Records contained in a dataset:
++++

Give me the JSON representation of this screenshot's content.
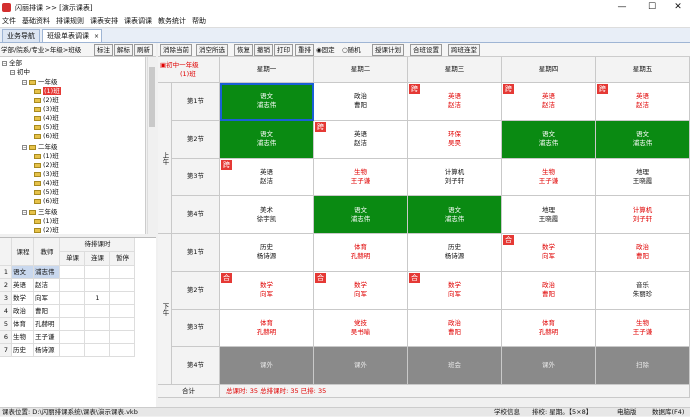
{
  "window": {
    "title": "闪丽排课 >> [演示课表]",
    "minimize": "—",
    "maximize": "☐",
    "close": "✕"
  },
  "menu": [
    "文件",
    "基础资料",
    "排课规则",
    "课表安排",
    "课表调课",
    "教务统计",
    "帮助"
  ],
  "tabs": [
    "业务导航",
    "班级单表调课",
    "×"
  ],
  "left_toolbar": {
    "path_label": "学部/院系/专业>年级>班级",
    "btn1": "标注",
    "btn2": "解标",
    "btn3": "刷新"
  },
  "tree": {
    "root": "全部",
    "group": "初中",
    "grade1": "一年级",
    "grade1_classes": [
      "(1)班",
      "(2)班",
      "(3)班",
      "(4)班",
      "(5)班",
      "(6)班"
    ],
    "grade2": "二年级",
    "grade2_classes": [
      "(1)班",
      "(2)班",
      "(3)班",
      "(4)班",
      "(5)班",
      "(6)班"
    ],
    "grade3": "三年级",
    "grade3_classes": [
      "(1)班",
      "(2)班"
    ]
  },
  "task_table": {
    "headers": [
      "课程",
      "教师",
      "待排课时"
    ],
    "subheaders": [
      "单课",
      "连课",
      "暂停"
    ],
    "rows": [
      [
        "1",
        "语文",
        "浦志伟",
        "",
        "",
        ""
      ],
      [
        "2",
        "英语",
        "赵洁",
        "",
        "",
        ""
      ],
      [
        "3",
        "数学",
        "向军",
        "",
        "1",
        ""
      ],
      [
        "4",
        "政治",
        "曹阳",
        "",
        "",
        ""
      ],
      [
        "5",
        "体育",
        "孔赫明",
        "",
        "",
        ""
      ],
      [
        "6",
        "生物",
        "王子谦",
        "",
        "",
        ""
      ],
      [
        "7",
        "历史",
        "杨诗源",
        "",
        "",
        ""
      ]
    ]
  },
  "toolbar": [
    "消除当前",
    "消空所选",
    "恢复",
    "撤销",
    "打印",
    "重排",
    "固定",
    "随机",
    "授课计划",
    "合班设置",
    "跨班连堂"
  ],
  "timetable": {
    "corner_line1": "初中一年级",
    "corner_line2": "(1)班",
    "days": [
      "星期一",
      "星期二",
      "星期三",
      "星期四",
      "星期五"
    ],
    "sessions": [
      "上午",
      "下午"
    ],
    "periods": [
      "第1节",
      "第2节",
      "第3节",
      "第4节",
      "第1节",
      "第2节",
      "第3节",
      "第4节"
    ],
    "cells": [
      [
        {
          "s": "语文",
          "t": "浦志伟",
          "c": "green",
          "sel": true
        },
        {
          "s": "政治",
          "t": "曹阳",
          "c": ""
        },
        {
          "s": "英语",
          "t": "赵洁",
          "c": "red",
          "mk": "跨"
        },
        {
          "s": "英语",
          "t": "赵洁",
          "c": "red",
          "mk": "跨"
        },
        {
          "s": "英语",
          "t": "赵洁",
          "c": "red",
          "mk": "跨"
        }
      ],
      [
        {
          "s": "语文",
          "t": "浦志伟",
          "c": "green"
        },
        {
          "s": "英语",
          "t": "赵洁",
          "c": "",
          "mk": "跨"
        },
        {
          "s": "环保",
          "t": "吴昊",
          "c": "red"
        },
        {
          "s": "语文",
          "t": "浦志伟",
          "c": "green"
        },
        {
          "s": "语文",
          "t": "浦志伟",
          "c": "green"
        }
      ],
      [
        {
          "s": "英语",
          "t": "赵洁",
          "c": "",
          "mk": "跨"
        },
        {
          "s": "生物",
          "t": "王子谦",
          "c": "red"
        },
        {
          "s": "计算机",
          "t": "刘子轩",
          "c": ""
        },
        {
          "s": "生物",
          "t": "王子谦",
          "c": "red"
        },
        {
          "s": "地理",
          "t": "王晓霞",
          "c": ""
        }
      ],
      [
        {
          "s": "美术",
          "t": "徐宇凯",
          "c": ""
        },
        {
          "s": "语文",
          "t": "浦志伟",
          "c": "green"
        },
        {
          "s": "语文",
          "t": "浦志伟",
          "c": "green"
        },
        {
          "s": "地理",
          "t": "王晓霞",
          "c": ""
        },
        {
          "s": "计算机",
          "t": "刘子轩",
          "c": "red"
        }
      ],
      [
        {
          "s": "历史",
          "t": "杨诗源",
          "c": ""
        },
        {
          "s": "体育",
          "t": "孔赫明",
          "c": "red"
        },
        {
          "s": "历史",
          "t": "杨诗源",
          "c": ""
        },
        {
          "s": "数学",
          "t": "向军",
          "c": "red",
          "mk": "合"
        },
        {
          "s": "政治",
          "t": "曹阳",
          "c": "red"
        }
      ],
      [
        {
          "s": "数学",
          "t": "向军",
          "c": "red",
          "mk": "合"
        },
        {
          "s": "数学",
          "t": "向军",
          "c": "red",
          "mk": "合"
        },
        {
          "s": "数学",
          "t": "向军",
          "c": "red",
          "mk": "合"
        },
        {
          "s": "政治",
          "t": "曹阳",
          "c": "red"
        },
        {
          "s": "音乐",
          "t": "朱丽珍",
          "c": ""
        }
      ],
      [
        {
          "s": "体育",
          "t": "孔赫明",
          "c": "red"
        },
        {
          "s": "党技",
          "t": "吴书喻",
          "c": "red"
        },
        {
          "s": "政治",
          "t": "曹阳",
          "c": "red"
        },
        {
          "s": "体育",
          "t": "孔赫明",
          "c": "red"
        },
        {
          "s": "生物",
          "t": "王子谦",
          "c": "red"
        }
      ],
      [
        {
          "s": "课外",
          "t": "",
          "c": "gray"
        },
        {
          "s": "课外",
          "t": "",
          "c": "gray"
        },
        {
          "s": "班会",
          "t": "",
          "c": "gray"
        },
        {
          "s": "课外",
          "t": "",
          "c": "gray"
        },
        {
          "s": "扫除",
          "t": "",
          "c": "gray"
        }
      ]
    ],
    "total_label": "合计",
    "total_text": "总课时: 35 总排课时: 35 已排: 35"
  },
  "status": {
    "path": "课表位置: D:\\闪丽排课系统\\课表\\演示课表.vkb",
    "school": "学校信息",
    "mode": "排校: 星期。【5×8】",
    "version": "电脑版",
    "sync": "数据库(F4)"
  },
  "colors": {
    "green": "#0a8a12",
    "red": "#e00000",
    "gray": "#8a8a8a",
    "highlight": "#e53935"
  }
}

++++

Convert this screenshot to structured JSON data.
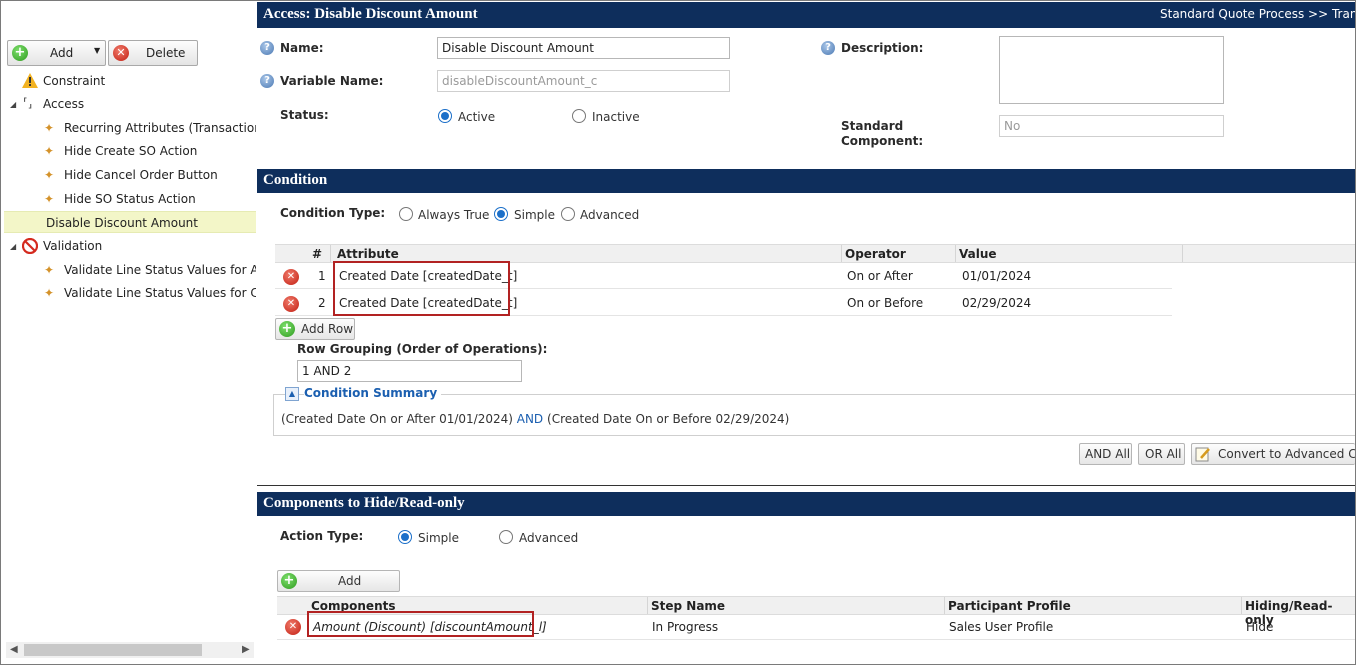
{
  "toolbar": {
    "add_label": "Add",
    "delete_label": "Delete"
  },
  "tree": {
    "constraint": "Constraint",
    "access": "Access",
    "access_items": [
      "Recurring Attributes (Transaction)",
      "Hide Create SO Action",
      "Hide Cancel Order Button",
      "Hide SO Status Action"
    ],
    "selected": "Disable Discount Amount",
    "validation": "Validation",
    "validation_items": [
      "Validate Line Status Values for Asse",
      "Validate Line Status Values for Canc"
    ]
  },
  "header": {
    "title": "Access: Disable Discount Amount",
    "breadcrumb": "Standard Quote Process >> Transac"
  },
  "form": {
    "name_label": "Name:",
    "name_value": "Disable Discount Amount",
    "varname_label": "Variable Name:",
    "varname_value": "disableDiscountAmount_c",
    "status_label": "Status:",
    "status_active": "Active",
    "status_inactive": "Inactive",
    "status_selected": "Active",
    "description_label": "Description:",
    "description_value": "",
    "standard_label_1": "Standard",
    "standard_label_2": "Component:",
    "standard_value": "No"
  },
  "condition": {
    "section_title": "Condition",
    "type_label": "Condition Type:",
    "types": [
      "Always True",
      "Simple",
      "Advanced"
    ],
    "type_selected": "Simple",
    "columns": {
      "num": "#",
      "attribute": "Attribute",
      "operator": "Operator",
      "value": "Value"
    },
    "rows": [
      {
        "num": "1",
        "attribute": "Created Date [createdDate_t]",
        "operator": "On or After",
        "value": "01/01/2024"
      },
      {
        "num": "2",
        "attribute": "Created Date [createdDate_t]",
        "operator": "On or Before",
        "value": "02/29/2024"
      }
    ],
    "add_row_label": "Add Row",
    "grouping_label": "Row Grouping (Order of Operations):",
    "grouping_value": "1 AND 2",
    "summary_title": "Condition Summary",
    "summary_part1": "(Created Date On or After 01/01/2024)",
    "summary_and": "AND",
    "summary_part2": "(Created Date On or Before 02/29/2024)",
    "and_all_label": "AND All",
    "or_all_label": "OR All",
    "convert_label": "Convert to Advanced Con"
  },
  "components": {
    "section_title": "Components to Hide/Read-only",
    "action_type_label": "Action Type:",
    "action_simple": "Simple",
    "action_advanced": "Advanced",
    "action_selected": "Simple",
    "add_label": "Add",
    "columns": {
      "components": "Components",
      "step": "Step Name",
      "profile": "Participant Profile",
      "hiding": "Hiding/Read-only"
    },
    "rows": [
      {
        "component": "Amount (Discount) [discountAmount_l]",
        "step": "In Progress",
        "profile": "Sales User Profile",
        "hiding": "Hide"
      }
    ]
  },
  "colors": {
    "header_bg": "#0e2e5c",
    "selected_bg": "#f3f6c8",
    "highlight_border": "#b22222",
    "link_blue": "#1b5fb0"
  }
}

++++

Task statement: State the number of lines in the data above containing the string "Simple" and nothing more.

Reply to the task: 4